The Solar Impulse Foundation, cofounded by Piccard, has some loft goals about promoting research and innovative exploitations of renewable energy use in the aeronautics industry, getting the information and news about inventions out to the public, and promoting sustainable development. One route to doing this is to tackle the tricky challenge of flying around the world in a solar-powered aircraft, and that's exactly what the SIF set out to do in 2003--with building starting in 2007.
Several weeks ago the impressive-looking vehicle, dotted with 12,000 individual photovoltaic solar cells underwent some initial engine power tests, and last week it rolled down the runway in Switzerland under its own power in some low- and high-speed taxi tests to test out controls, handling, and the delicate undercarriage. Under a test-pilots command, ground speed reached 10 miles an hour, and conditions were almost right for a first flight. Instead the team played it safe, and that flight should happen some time this week, if all goes well. Playing it safe sounds particularly sensible when you learn that the Solar Impulse is the size of an Airbus, but weighs about as much as a mid-sized car.

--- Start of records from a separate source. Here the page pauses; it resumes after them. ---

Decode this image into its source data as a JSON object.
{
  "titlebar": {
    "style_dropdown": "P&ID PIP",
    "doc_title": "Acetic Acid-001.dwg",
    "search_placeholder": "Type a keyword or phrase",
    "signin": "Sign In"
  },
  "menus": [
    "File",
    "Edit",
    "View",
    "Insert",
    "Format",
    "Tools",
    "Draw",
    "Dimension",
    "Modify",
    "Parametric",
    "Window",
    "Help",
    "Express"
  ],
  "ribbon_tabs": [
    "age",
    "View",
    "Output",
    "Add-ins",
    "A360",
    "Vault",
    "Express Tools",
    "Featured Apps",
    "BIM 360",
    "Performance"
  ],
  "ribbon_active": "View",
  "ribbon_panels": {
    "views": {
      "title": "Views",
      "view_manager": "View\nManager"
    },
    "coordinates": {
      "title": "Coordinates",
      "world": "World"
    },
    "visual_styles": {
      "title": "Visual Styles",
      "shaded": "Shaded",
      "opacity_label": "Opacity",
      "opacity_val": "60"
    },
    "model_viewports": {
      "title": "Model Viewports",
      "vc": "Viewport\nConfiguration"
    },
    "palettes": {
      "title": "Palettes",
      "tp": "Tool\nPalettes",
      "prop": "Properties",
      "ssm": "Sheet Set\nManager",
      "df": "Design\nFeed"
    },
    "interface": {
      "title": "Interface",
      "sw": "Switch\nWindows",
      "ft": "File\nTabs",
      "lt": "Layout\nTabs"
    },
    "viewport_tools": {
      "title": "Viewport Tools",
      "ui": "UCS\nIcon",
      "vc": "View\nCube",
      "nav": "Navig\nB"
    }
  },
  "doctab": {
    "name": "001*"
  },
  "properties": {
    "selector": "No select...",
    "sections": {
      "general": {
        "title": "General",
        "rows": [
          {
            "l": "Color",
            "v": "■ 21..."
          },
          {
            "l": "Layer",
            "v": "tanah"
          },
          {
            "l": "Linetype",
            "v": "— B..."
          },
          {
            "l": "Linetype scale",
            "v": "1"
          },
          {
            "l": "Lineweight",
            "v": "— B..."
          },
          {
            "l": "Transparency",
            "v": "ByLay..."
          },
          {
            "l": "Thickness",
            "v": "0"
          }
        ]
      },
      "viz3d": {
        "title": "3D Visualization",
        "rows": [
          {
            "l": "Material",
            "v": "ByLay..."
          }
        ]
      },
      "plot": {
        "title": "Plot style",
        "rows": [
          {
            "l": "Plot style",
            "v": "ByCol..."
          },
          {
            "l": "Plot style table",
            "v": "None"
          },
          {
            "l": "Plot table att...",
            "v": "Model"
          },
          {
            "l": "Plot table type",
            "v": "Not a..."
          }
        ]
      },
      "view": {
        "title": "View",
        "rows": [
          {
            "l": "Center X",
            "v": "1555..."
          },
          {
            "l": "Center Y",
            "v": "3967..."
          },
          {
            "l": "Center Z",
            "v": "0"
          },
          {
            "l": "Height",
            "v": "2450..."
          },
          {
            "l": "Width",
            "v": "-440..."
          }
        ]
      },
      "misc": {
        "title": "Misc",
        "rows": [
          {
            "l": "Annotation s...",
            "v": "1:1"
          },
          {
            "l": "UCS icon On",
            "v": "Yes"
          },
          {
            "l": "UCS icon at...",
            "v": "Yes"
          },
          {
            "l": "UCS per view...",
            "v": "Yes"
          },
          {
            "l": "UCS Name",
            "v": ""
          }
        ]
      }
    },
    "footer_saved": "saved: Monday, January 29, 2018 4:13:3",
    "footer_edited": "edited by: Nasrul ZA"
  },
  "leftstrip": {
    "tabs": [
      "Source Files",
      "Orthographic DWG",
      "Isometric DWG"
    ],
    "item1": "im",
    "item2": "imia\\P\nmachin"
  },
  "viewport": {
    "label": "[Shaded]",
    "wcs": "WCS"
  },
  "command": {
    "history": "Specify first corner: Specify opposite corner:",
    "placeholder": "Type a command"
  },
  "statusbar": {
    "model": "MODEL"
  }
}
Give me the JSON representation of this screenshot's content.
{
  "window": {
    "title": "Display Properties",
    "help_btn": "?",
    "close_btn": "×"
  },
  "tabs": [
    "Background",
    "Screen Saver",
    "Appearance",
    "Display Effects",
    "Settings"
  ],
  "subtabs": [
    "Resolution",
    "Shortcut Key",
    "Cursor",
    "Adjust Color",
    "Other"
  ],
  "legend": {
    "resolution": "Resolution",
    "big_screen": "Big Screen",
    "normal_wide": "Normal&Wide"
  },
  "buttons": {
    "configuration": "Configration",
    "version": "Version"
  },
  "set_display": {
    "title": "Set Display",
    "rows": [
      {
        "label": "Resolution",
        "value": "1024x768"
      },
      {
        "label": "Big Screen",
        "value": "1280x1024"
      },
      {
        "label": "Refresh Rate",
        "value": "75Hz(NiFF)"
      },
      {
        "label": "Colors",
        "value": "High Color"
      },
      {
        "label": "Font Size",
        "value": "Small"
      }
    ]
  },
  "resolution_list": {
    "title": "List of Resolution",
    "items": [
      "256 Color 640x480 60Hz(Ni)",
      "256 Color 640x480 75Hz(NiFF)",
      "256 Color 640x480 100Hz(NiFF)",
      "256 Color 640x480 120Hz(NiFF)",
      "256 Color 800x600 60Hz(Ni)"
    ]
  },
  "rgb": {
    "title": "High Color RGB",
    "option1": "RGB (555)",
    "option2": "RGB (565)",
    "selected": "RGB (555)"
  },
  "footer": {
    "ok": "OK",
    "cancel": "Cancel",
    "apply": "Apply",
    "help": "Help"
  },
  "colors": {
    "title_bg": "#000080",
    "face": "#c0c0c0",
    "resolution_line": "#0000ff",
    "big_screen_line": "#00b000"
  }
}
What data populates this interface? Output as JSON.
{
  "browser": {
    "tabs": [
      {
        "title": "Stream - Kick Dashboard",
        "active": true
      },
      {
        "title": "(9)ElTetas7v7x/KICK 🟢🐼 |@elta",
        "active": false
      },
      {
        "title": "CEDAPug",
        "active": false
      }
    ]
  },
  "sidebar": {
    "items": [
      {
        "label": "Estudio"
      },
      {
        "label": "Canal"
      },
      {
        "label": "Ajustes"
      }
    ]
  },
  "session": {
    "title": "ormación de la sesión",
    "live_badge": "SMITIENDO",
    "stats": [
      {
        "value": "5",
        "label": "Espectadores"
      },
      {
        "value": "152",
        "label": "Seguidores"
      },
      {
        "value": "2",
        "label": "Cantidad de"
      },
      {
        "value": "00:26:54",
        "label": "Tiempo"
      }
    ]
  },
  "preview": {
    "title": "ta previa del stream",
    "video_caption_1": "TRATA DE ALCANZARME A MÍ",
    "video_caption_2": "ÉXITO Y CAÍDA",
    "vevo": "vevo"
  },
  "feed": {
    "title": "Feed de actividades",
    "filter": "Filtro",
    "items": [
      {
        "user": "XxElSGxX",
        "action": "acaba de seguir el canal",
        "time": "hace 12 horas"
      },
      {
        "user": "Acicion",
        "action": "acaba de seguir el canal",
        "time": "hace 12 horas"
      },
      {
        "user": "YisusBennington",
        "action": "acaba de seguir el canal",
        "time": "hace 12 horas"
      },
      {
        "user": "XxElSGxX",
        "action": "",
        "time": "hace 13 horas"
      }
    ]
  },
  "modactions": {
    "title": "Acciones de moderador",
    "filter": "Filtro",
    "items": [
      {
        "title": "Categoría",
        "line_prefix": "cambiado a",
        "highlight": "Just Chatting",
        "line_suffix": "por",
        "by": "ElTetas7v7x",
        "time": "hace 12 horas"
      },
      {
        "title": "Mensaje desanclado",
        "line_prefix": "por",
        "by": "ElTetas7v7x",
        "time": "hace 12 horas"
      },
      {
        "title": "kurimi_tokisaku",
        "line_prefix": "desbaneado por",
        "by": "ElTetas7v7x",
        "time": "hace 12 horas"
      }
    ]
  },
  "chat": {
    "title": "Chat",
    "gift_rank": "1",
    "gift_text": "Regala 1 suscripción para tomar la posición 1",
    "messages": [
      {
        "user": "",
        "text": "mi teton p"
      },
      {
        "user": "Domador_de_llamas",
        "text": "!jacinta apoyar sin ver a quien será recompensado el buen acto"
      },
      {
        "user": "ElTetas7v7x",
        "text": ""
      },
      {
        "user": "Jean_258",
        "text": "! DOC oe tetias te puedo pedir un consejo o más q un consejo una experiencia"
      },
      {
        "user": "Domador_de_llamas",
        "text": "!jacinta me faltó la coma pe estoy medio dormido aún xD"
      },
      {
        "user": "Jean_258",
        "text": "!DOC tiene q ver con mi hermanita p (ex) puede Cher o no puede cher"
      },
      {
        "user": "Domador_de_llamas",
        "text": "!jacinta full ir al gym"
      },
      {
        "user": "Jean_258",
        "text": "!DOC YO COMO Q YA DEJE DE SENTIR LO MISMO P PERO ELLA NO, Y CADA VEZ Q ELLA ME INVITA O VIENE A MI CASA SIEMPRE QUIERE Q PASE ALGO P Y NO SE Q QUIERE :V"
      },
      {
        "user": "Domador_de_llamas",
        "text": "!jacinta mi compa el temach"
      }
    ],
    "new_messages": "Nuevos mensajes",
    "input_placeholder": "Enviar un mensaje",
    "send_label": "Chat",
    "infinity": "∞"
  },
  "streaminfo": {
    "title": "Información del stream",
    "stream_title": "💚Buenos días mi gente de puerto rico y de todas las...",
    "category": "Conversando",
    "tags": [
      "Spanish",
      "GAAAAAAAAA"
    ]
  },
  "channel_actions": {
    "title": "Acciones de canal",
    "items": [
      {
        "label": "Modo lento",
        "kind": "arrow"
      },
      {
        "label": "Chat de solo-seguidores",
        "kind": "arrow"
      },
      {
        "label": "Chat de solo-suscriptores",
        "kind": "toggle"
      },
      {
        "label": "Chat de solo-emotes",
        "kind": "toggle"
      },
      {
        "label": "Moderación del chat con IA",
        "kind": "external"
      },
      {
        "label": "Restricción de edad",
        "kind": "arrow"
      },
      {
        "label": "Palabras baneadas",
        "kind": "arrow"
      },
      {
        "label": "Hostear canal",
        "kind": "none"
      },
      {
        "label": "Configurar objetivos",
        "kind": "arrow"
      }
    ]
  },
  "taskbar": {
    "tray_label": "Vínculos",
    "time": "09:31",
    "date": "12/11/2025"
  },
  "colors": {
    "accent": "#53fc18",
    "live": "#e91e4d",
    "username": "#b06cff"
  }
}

Of course solar-powered aircraft are nothing particularly new: NASA's Pathfinder aircraft has been in the news for several years, and QinetiQ's Zephyr aircraft broke some world records when it was demonstrated to the U.S. Air Force last year. But both of those aircraft are designed for specific tasks--mainly loitering around a specific location at very high altitude for defense or communications-node purposes--and they're unmanned, which frees up their design to be very, very light.
Piccard's vehicle is important because when it flies, it'll be a very potent demonstration of how far solar-power technology has come: It's efficient enough to fly a person into the air under power, and then fly that pilot around the world. Of course Piccard isn't envisioning a future where we all hop into our solar sail-planes for the journey to work, pseudo-Jetsons-style. Instead it's supposed to act as a symbol, "almost a provocation" as the Web site puts it, that solar technology could have a valuable role in aviation, an industry that many finger as being a serious eco-threat, with its almost exclusive reliance on fossil fuel. Fingers crossed then that the first flight--and more important the first landing--goes well this week, since Piccard's six-year effort as resulted in just a single fragile airframe.